"I suppose you think I ought to be a golden-haired baby-face with no body and two useless little wings?"It is difficult -- well, really impossible -- for us to conceptualize angels. They are pure spirit, but that's not something you can really depict in art. When one really contemplates their office, however, the idea of portraying them as chubby babies with wings does seem rather ridiculous. Julie notes in her post about angels:
Charles Wallace stared at the great creature. "I might be simpler if you were." -- From Madeleine L'Engle's A Wind in the Door
An important thing to remember about angels is that they are terrifying. I am not sure when angels started to be domesticated, but nearly every time one appears in the Bible, the humans are frightened. So much so that angels had to start saying phrases like, "Fear not!" and "Do not be afraid, for you have found favor with God."The Catechism defines angels succinctly: "Angels are spiritual creatures who glorify God without ceasing and who serve his saving plans for other creatures" (CCC 350). Angels are more glorious and perfect than all visible creatures, including humans (CCC 330).
Angels have been a part of our salvation history since the very beginning. Their work can be seen throughout the Old Testament and especially in the New, announcing the Incarnation of Christ, protecting Jesus as a baby, serving Him in the desert, strengthening Him in the garden at Gethsemane, and announcing His resurrection (CCC 332, 333).
In fact, the Catechism asserts that Christ Himself is "the center of the angelic world":
They are his angels: "When the Son of man comes in his glory, and all the angels with him..." They belong to him because they were created through and for him: "for in him all things were created in heaven and on earth, visible and invisible, whether thrones or dominions or principalities or authorities - all things were created through him and for him." They belong to him still more because he has made them messengers of his saving plan: "Are they not all ministering spirits sent forth to serve, for the sake of those who are to obtain salvation?" (CCC 331)We join with the angels during the Mass to praise God ("Glory to God in the highest" and "Holy, holy, holy, Lord God of hosts"), and we ask for their assistance, which they are constantly giving us (CCC 335).
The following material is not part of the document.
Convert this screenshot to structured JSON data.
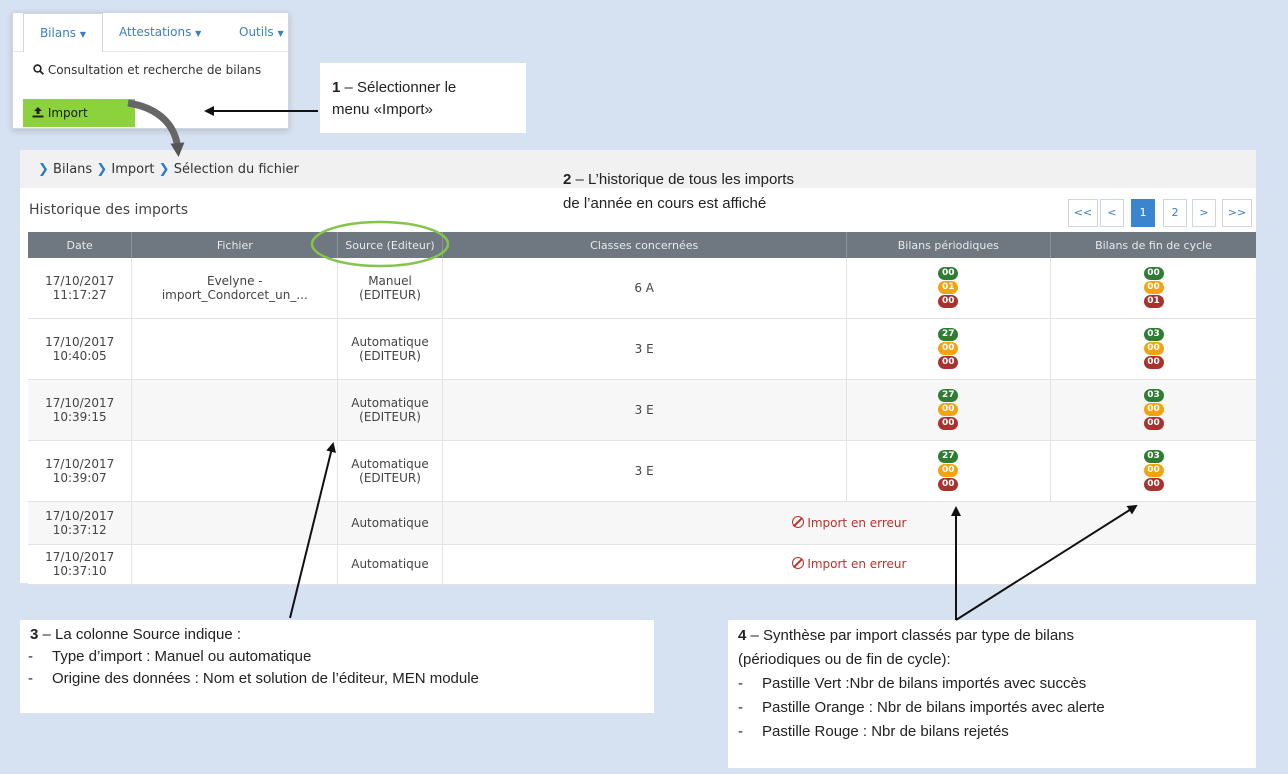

Most Catholics also believe in guardian angels. It is not a doctrine of the faith, but something that has been taken for granted since the earliest days of Christianity. Jesus says, "See that you despise not one of these little ones: for I say to you, that their angels in heaven always see the face of my Father who is in heaven" (Matthew 18:10). From this statement, the Church has inferred not only the Old Testament assumption that angels are God's ministers who sometimes attend to and protect particular people, but that each person has a particular angel from childhood.
"From its beginning until death, human life is surrounded by their watchful care and intercession" (CCC 336)I love angels because they remind me of how truly glorious and awesome our God is. To quote Julie yet again:
But our God is an awesome God - awesome in the "awe-inspiring" way. God is not our bro. God is not our homeboy. God is the Almighty one - the Alpha (first) and the Omega (last) - the one who is, the one who was, the one who will be (Revelation 1:8).God is not a grandfatherly old man with a long white beard, twiddling this thumbs as He whiles away the day on His throne. He is the almighty, the infinite, the holy trinity, the eternal, the one Who is, always has been, and always will be, and He is always surrounded by countless creatures forever singing His praise. He constantly directs these creatures be messengers to and protectors of us. How amazing is that?